Auxin – promotes fruit growth
Cytokinins – stimulate cell division
Gibberellins – stimulate growth in leaves and stems
Abscisic Acid – slows plant growth
Ethylene – inhibits root growth
Phototropism –bends shoot towards light; enhances photosynthesis
Gravitropism – uses specialized plastids
Roots display positive gravitropism
(grows down towards the earth) and the shoot displays negative gravitropism
(grows up out of the earth)
Developmental response to mechanical stimulation
Example: thicker stemmed plants are found in locations where the winds are strong
Turgor movements are relatively rapid, reversible plant responses
Biological clocks control circadian rhythms in plants and other eukaryotes
Photoperiodism synchronizes many plant responses to changes of season
Phytochrome functions as a photoreceptor in many plant responses to light and photoperiod
Control systems enable plants to cope with environmental stress
The study of plants began when early humans began to distinguish edible plants from poisonous ones.
Then began to make things from wood and other plant products.
Today scientists aim for increasing crop productivity, but the fun of discovery is what motivates most plant scientists.

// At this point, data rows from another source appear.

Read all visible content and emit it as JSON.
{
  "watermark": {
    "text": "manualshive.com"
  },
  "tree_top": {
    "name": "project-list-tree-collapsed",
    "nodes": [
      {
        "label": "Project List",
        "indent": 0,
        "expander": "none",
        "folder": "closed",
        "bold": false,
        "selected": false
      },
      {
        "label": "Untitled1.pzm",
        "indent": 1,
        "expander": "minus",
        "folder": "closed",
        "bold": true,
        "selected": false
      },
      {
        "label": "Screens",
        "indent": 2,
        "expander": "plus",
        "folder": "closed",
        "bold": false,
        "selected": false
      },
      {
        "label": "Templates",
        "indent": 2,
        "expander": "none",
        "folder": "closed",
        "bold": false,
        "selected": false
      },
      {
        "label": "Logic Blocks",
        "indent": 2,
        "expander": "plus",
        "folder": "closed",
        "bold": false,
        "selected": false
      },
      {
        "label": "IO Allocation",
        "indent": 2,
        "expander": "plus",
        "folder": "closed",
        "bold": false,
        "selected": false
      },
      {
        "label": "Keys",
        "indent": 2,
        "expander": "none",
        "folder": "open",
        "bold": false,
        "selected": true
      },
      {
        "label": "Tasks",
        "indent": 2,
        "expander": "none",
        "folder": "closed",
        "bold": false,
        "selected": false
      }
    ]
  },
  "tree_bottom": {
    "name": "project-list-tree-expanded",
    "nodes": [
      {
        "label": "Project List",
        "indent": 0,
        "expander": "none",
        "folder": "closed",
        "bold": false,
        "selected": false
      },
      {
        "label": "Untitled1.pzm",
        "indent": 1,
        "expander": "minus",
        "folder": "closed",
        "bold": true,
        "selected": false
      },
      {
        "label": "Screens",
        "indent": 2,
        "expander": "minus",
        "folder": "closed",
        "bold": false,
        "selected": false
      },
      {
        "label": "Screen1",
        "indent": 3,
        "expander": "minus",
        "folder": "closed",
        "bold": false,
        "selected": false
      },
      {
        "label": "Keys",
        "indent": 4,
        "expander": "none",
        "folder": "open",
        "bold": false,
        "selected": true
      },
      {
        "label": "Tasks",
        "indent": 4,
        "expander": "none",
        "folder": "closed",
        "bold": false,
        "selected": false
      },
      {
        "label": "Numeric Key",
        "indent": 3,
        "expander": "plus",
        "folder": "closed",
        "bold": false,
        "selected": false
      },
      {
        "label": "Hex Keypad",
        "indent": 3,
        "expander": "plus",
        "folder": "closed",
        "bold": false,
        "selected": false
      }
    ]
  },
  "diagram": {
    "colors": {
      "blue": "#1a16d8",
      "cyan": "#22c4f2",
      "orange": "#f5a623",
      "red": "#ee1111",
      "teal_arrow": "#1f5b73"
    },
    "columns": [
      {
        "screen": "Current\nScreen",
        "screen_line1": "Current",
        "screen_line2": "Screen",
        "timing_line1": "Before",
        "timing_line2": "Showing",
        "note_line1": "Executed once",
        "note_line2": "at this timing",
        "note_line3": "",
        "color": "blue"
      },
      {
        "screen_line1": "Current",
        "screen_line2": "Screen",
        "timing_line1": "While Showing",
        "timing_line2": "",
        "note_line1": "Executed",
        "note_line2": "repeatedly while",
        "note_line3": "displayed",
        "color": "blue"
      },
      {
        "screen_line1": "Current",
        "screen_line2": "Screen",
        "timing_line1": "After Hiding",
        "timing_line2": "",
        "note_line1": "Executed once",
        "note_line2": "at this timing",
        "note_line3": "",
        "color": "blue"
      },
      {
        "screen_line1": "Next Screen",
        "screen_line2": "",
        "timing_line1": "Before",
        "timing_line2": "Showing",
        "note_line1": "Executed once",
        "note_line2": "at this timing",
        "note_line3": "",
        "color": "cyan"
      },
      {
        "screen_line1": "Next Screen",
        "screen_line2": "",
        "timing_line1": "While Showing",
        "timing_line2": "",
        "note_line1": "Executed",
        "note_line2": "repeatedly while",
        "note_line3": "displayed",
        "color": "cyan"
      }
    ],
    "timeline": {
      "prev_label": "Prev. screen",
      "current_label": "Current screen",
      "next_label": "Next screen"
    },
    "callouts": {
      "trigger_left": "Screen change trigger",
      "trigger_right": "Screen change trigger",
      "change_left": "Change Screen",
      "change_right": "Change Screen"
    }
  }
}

Plant biology, one of the oldest branches of science, is driven by curiosity and need – curiosity about how plants work and a need to feed, clothe, and house an increasing human population. Plant biology is in the midst of a renaissance, in which new methods, coupled with clever choices of experimental organisms, have catalyzed a research explosion.